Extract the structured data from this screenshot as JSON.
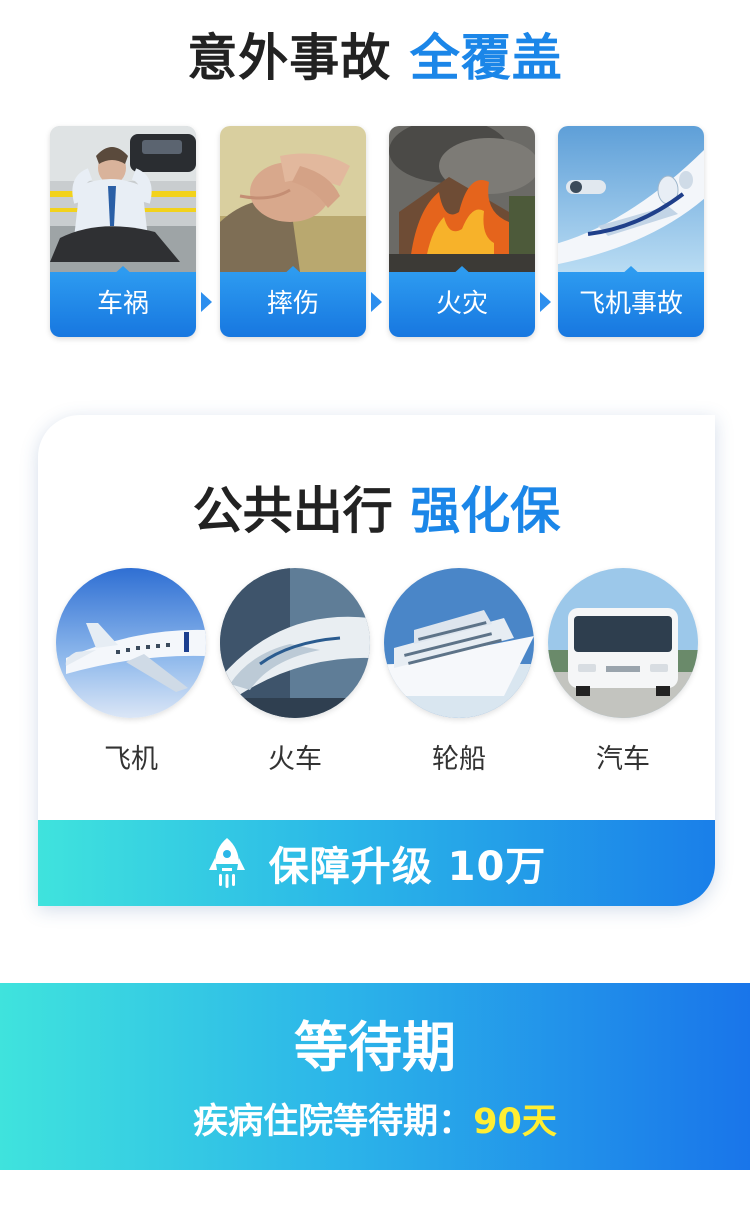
{
  "accident": {
    "title_main": "意外事故",
    "title_highlight": "全覆盖",
    "items": [
      {
        "label": "车祸",
        "icon": "car-accident-photo"
      },
      {
        "label": "摔伤",
        "icon": "knee-injury-photo"
      },
      {
        "label": "火灾",
        "icon": "house-fire-photo"
      },
      {
        "label": "飞机事故",
        "icon": "airplane-photo"
      }
    ]
  },
  "transport": {
    "title_main": "公共出行",
    "title_highlight": "强化保",
    "items": [
      {
        "label": "飞机",
        "icon": "airplane-photo"
      },
      {
        "label": "火车",
        "icon": "bullet-train-photo"
      },
      {
        "label": "轮船",
        "icon": "cruise-ship-photo"
      },
      {
        "label": "汽车",
        "icon": "bus-photo"
      }
    ],
    "banner_text": "保障升级 10万",
    "banner_icon": "rocket-icon"
  },
  "waiting": {
    "title": "等待期",
    "subtitle_label": "疾病住院等待期：",
    "subtitle_value": "90天"
  },
  "colors": {
    "accent_blue": "#1b86e8",
    "gradient_start": "#3fe3dd",
    "gradient_end": "#1975ea",
    "highlight_yellow": "#ffee33"
  }
}
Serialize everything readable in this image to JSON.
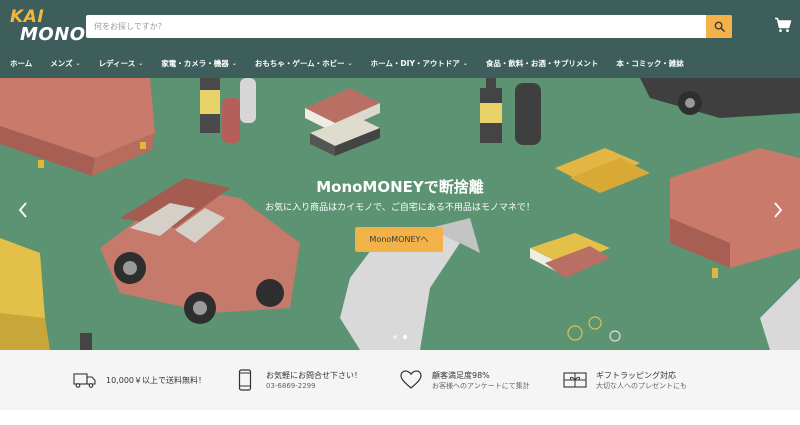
{
  "header": {
    "logo_line1": "KAI",
    "logo_line2": "MONO",
    "search_placeholder": "何をお探しですか？"
  },
  "nav": {
    "items": [
      {
        "label": "ホーム",
        "dropdown": false
      },
      {
        "label": "メンズ",
        "dropdown": true
      },
      {
        "label": "レディース",
        "dropdown": true
      },
      {
        "label": "家電・カメラ・機器",
        "dropdown": true
      },
      {
        "label": "おもちゃ・ゲーム・ホビー",
        "dropdown": true
      },
      {
        "label": "ホーム・DIY・アウトドア",
        "dropdown": true
      },
      {
        "label": "食品・飲料・お酒・サプリメント",
        "dropdown": false
      },
      {
        "label": "本・コミック・雑誌",
        "dropdown": false
      }
    ]
  },
  "hero": {
    "title": "MonoMONEYで断捨離",
    "subtitle": "お気に入り商品はカイモノで、ご自宅にある不用品はモノマネで！",
    "cta": "MonoMONEYへ",
    "slide_count": 2,
    "active_slide": 2
  },
  "features": [
    {
      "icon": "truck-icon",
      "title": "10,000￥以上で送料無料！",
      "sub": ""
    },
    {
      "icon": "phone-icon",
      "title": "お気軽にお問合せ下さい！",
      "sub": "03-6869-2299"
    },
    {
      "icon": "heart-icon",
      "title": "顧客満足度98%",
      "sub": "お客様へのアンケートにて集計"
    },
    {
      "icon": "gift-icon",
      "title": "ギフトラッピング対応",
      "sub": "大切な人へのプレゼントにも"
    }
  ],
  "colors": {
    "header_bg": "#3d5e5a",
    "accent": "#f3b14a",
    "hero_bg": "#5c9372",
    "features_bg": "#f5f5f5"
  }
}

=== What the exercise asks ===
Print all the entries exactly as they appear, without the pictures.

=== Result of the exercise ===
Extract the structured data from this screenshot as JSON.
{
  "accident": {
    "title_main": "意外事故",
    "title_highlight": "全覆盖",
    "items": [
      {
        "label": "车祸",
        "icon": "car-accident-photo"
      },
      {
        "label": "摔伤",
        "icon": "knee-injury-photo"
      },
      {
        "label": "火灾",
        "icon": "house-fire-photo"
      },
      {
        "label": "飞机事故",
        "icon": "airplane-photo"
      }
    ]
  },
  "transport": {
    "title_main": "公共出行",
    "title_highlight": "强化保",
    "items": [
      {
        "label": "飞机",
        "icon": "airplane-photo"
      },
      {
        "label": "火车",
        "icon": "bullet-train-photo"
      },
      {
        "label": "轮船",
        "icon": "cruise-ship-photo"
      },
      {
        "label": "汽车",
        "icon": "bus-photo"
      }
    ],
    "banner_text": "保障升级 10万",
    "banner_icon": "rocket-icon"
  },
  "waiting": {
    "title": "等待期",
    "subtitle_label": "疾病住院等待期：",
    "subtitle_value": "90天"
  },
  "colors": {
    "accent_blue": "#1b86e8",
    "gradient_start": "#3fe3dd",
    "gradient_end": "#1975ea",
    "highlight_yellow": "#ffee33"
  }
}
Serialize everything readable in this image to JSON.
{
  "header": {
    "logo_line1": "KAI",
    "logo_line2": "MONO",
    "search_placeholder": "何をお探しですか？"
  },
  "nav": {
    "items": [
      {
        "label": "ホーム",
        "dropdown": false
      },
      {
        "label": "メンズ",
        "dropdown": true
      },
      {
        "label": "レディース",
        "dropdown": true
      },
      {
        "label": "家電・カメラ・機器",
        "dropdown": true
      },
      {
        "label": "おもちゃ・ゲーム・ホビー",
        "dropdown": true
      },
      {
        "label": "ホーム・DIY・アウトドア",
        "dropdown": true
      },
      {
        "label": "食品・飲料・お酒・サプリメント",
        "dropdown": false
      },
      {
        "label": "本・コミック・雑誌",
        "dropdown": false
      }
    ]
  },
  "hero": {
    "title": "MonoMONEYで断捨離",
    "subtitle": "お気に入り商品はカイモノで、ご自宅にある不用品はモノマネで！",
    "cta": "MonoMONEYへ",
    "slide_count": 2,
    "active_slide": 2
  },
  "features": [
    {
      "icon": "truck-icon",
      "title": "10,000￥以上で送料無料！",
      "sub": ""
    },
    {
      "icon": "phone-icon",
      "title": "お気軽にお問合せ下さい！",
      "sub": "03-6869-2299"
    },
    {
      "icon": "heart-icon",
      "title": "顧客満足度98%",
      "sub": "お客様へのアンケートにて集計"
    },
    {
      "icon": "gift-icon",
      "title": "ギフトラッピング対応",
      "sub": "大切な人へのプレゼントにも"
    }
  ],
  "colors": {
    "header_bg": "#3d5e5a",
    "accent": "#f3b14a",
    "hero_bg": "#5c9372",
    "features_bg": "#f5f5f5"
  }
}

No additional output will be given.